U.S. Supreme Court to hear dispute over Democratic bid for Trump hotel documents

By Andrew Chung

(Reuters) -The U.S. Supreme Court on Monday agreed to hear a bid by President Joe Biden's administration to block a lawsuit by several congressional Democrats seeking details of a government lease for a Washington hotel concerning when it was owned by his predecessor Donald Trump.

The justices took up an appeal by the General Services Administration (GSA), which manages federal government real estate, of a lower court's ruling allowing the lawsuit by U.S. House of Representatives Democrats to proceed. The lawmakers sued after the agency declined to provide details of a 2013 lease of the Old Post Office building to the Republican former president's company to convert it into a hotel.

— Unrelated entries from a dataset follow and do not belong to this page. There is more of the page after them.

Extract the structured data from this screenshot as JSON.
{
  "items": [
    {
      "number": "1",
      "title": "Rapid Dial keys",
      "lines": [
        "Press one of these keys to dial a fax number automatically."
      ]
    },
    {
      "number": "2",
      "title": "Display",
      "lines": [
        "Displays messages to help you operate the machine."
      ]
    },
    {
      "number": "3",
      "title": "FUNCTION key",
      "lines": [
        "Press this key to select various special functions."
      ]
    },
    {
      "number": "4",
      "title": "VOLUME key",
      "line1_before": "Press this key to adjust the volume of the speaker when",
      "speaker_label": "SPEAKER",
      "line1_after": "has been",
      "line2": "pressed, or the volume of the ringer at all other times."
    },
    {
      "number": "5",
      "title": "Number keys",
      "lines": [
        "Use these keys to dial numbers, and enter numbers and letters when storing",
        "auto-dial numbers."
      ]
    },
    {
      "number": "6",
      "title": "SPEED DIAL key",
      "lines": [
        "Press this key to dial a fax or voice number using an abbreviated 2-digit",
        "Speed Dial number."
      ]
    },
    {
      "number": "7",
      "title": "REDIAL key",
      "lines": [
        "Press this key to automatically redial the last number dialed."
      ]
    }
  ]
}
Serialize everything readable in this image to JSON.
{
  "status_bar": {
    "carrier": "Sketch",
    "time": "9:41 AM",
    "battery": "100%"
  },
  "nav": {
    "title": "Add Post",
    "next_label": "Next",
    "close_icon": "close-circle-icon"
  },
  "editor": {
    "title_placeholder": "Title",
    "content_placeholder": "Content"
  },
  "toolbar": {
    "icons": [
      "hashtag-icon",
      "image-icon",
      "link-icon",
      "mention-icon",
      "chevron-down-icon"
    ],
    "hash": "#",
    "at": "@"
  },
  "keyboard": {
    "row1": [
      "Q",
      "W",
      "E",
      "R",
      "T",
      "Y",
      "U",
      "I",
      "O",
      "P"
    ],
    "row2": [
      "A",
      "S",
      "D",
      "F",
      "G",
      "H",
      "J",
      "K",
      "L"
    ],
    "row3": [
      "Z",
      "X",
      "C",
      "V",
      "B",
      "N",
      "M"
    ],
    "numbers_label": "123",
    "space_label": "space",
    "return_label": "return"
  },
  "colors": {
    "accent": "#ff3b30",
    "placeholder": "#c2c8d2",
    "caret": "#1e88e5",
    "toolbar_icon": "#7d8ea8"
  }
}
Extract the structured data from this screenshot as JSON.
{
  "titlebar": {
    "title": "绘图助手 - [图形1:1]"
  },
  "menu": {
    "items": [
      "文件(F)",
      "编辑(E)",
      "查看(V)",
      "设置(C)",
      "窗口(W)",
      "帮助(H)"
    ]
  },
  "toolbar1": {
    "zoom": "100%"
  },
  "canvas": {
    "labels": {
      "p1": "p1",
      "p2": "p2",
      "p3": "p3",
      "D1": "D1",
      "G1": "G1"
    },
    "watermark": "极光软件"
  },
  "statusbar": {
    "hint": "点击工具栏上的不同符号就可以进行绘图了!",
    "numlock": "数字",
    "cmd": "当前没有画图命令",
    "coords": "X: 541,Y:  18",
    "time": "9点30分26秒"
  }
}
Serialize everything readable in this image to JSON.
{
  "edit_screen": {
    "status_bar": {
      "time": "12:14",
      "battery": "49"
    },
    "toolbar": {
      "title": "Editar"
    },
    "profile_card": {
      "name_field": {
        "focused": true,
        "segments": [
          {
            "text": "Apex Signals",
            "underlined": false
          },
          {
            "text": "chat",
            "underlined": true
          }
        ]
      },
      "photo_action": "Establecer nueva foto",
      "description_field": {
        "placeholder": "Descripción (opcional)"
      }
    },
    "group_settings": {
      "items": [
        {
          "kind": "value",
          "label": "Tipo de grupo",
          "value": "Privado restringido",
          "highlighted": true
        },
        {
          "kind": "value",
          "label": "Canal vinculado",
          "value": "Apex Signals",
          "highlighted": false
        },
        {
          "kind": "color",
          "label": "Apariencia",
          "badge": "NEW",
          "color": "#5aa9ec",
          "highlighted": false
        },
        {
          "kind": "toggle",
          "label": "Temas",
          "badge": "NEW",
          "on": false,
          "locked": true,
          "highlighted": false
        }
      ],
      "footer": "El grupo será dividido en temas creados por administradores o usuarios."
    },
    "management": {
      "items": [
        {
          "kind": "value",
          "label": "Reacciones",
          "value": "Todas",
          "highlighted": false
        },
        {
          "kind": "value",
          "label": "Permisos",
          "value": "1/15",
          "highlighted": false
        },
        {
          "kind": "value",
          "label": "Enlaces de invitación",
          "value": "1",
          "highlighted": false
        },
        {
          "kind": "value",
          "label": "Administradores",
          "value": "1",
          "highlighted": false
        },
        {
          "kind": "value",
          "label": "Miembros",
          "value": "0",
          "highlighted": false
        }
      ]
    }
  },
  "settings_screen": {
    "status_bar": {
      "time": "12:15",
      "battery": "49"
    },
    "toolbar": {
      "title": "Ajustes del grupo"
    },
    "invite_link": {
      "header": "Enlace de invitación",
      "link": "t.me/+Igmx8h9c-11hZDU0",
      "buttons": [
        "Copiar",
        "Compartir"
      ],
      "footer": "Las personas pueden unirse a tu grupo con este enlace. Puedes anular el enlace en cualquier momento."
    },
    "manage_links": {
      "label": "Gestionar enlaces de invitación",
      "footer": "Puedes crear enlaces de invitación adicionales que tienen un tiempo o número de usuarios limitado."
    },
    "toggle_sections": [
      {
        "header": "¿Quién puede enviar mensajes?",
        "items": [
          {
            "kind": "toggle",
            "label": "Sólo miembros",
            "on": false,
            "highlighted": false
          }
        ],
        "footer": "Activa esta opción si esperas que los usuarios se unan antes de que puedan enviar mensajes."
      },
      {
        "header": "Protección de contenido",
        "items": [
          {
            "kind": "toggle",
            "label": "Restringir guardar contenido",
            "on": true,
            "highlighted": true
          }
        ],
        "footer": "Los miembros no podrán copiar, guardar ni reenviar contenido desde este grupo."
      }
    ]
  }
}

The opulent hotel with a soaring clock tower, located on Pennsylvania Avenue between the White House and the U.S. Capitol, opened shortly before Trump was elected in 2016. The lease was sold last year for $375 million and rebranded as a Waldorf Astoria.

The hotel became a gathering spot for Trump supporters, lobbyists and foreign dignitaries, who Democrats and watchdog groups complained could patronize the hotel in order to curry favor with Trump when he was in office.

Lawsuits accused Trump of violating the U.S. Constitution's anti-corruption provisions by maintaining ownership of his businesses including the Washington hotel while in office. The justices ordered those cases dismissed because they became moot with Trump leaving office in 2021 after his election loss to Biden, a Democrat.

The case pursued by the lawmakers tests whether small groups of legislators have the proper legal standing to sue to enforce a federal law aimed at obtaining information from federal agencies.

The law dates to 1928 and lets a minority on the 45-member House Oversight and Reform Committee to request and receive information from executive agencies. Under the so-called "seven-member rule," at least seven members must make the request.

The GSA rejected several requests by a group of Democrats, whose party was then - as today - the minority in the House, saying they did not have the authority as individual members to conduct oversight.

Seventeen Democratic members of the House Oversight and Reform Committee sued in 2017 to compel disclosure of the information they sought, including GSA's actions given that the lease agreement prohibited elected officials from benefiting from the lease.

Some of the lawmakers who sued are no longer part of the committee while some others are no longer in Congress. The action was led by the committee's former top Democrat Elijah Cummings, who died in 2019.

A federal judge dismissed the case, finding that the committee members did not as legislators suffer the kind of legal injury that would entitle them to sue.

The U.S. Court of Appeals for the District of Columbia Circuit revived the case in 2020, concluding: "A rebuffed request for information to which the requester is statutorily entitled is a concrete, particularized and individualized personal injury."

Biden's Justice Department, defending the GSA, appealed the case to the Supreme Court, saying that the case could set an unwelcome precedent by allowing just a few members of Congress, even fringe members of a minority party, to distract and harass executive branch officials.

"Such disputes between the political branches are properly resolved through the long-established political process of negotiation and compromise," the Justice Department told the justices in a filing.

(Reporting by Andrew Chung in New York; Editing by Will Dunham)